Lilly’s later work deeply contrasted his early research. His investigations into the physical elements of the human brain, as well as how to control it, morphed into studies into the elements of the human consciousness —and how the individual can gain more control over their own lives. He briefly worked with psychiatrist Jay Shurley to examine the potential psychotherapeutic benefits of isolation tanks. Early versions of these tanks saw the subject floating upright in 160 gallons of water and a mask for blocking out external input. Lilly later added epsom salts in order to help the subject float. His therapeutic process emphasized that the subject could control the length of time they spent in the tank, a stark contrast to brainwashing techniques in which the subject had no control.
Lilly’s introduction to LSD and ketamine influenced his research with isolation tanks, and he began to take them before submerging. Ketamine proved particularly effective for augmenting the effects of sensory deprivation because of its dissociative effects. Lilly felt that these could be used to explore one’s own consciousness and potentially undo the social programming inflicted on people during early life — a process he dubbed “metaprogramming”. Through metaprogramming, Lilly argued, one could gain deeper control of their personality and sense of self. While the scientific community did not receive these theories well, the new age psychedelic movement accepted them readily.

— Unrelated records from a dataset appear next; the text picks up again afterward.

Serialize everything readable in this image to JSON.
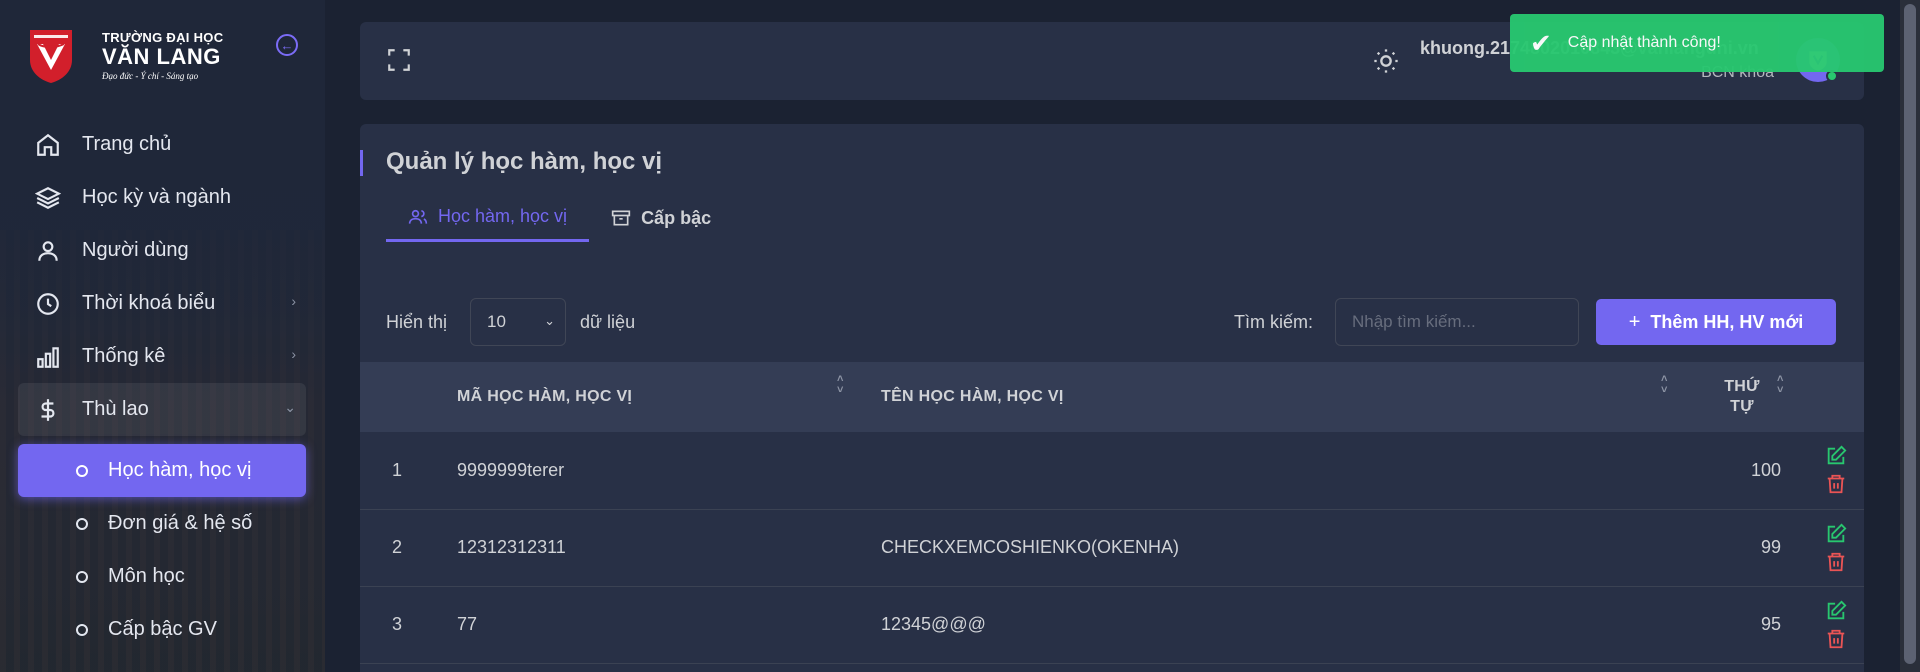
{
  "brand": {
    "line1": "TRƯỜNG ĐẠI HỌC",
    "line2": "VĂN LANG",
    "line3": "Đạo đức - Ý chí - Sáng tạo",
    "logo_color": "#d21f2b"
  },
  "sidebar": {
    "items": [
      {
        "label": "Trang chủ",
        "icon": "home-icon"
      },
      {
        "label": "Học kỳ và ngành",
        "icon": "layers-icon"
      },
      {
        "label": "Người dùng",
        "icon": "user-icon"
      },
      {
        "label": "Thời khoá biểu",
        "icon": "clock-icon",
        "has_children": true
      },
      {
        "label": "Thống kê",
        "icon": "bar-chart-icon",
        "has_children": true
      },
      {
        "label": "Thù lao",
        "icon": "dollar-icon",
        "has_children": true,
        "open": true
      }
    ],
    "sub_items": [
      {
        "label": "Học hàm, học vị",
        "active": true
      },
      {
        "label": "Đơn giá & hệ số"
      },
      {
        "label": "Môn học"
      },
      {
        "label": "Cấp bậc GV"
      }
    ]
  },
  "header": {
    "user_name": "khuong.2174802010843@vanlanguni.vn",
    "user_role": "BCN khoa",
    "status_color": "#28c76f"
  },
  "toast": {
    "message": "Cập nhật thành công!",
    "color": "#28c76f"
  },
  "page": {
    "title": "Quản lý học hàm, học vị",
    "tabs": [
      {
        "label": "Học hàm, học vị",
        "active": true,
        "icon": "users-icon"
      },
      {
        "label": "Cấp bậc",
        "icon": "archive-icon"
      }
    ],
    "show_label": "Hiển thị",
    "page_size": "10",
    "entries_label": "dữ liệu",
    "search_label": "Tìm kiếm:",
    "search_placeholder": "Nhập tìm kiếm...",
    "search_value": "",
    "add_button": "Thêm HH, HV mới",
    "accent_color": "#7367f0"
  },
  "table": {
    "columns": [
      "",
      "MÃ HỌC HÀM, HỌC VỊ",
      "TÊN HỌC HÀM, HỌC VỊ",
      "THỨ TỰ"
    ],
    "rows": [
      {
        "index": "1",
        "code": "9999999terer",
        "name": "",
        "order": "100"
      },
      {
        "index": "2",
        "code": "12312312311",
        "name": "CHECKXEMCOSHIENKO(OKENHA)",
        "order": "99"
      },
      {
        "index": "3",
        "code": "77",
        "name": "12345@@@",
        "order": "95"
      }
    ]
  }
}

Unfortunately, Lilly’s persistent use of ketamine and his sense of paranoia surrounding mind control from the cold war era eventually caught up with him. He came to believe that an extraterrestrial organization known as the Earth Coincidence Control Office (E.C.C.O — get it?) was controlling the minutia in his life. He believed that another extraterrestrial force, the Solid State Intelligence, was a sentient technology expanding throughout the universe to supersede organic life. His mistrust of the psychiatric community grew — he rejected classic Jungian psychoanalysis in favour of his own cybernetic framework for human consciousness.
In spite of this, Lilly remains an important figure in psychedelic, sensory deprivation, and marine biology circles, depending on who you ask. He passed away in 2001, at the age of 86.